- 80,000 Hours' lists of important problem areas and impactful career ideas beyond the scope of what 80,000 Hours usually focuses on (also written by Arden Koehle!).
- SHOW: A framework for shaping your talent for direct work, written by Ryan Carey and Tegan McCaslin about how to develop your career capital.
- The work on the EA Local Career Advice Network by Vaidehi Agarwalla and many others. Here's a bunch more great resources they compiled.
- This post by ShayBenMoshe is a great example of detailed, in-depth career planning--probably the result of dozens of hours of writing, plus much more time spent thinking about and carrying out the plan.
The point I'd emphasize the most is the title of this article: Plan your career on paper. If you are stressing out about your career, I'd recommend writing down what you want in a career, what problems you think are the most important, what careers could address those problems, how you might enter those careers, and working both backwards from your goals and forwards from your current career capital to figure out your work-in-progress career plan. For the longest time, I thought I could do this passively in my head just by reading about EA online, but since writing down my thoughts I've understood my own situation much better and stressed about it much less. 80,000 Hours has always recommended this approach, and has recently authored some great new resources to help you get started.

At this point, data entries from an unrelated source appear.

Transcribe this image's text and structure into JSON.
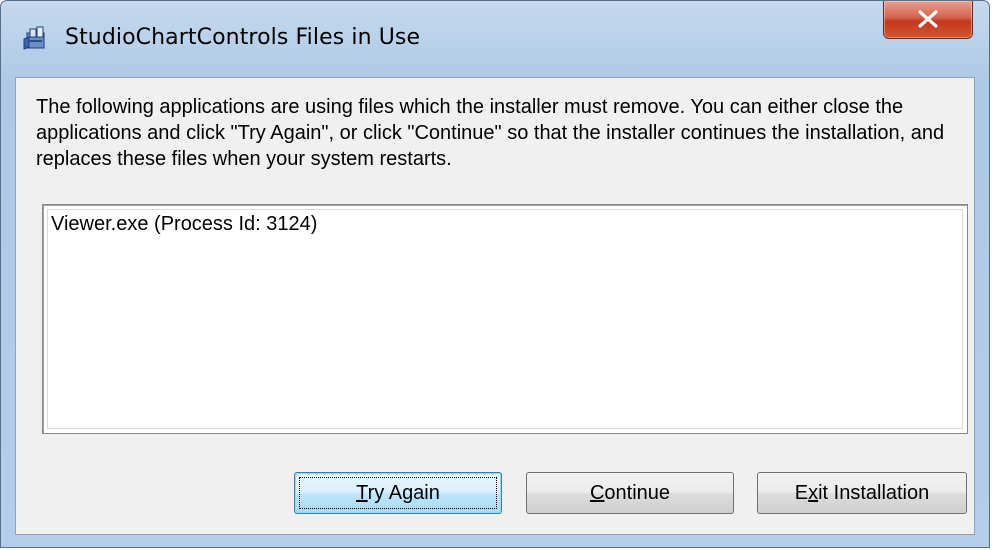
{
  "window": {
    "title": "StudioChartControls Files in Use",
    "icon": "installer-package-icon",
    "close_icon": "close-icon"
  },
  "message": {
    "text": "The following applications are using files which the installer must remove. You can either close the applications and click \"Try Again\", or click \"Continue\" so that the installer continues the installation, and replaces these files when your system restarts."
  },
  "process_list": {
    "items": [
      {
        "label": "Viewer.exe (Process Id: 3124)"
      }
    ]
  },
  "buttons": {
    "try_again": {
      "access_key": "T",
      "rest": "ry Again"
    },
    "continue": {
      "access_key": "C",
      "rest": "ontinue"
    },
    "exit": {
      "pre": "E",
      "access_key": "x",
      "rest": "it Installation"
    }
  },
  "colors": {
    "close_button": "#c3361d",
    "default_button_border": "#3c7fb1"
  }
}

Thank you to Aaron Gertler, Ryan Carey, Brenton Mayer, Michelle Hutchinson, Khorton, and many others for feedback and encouragement here.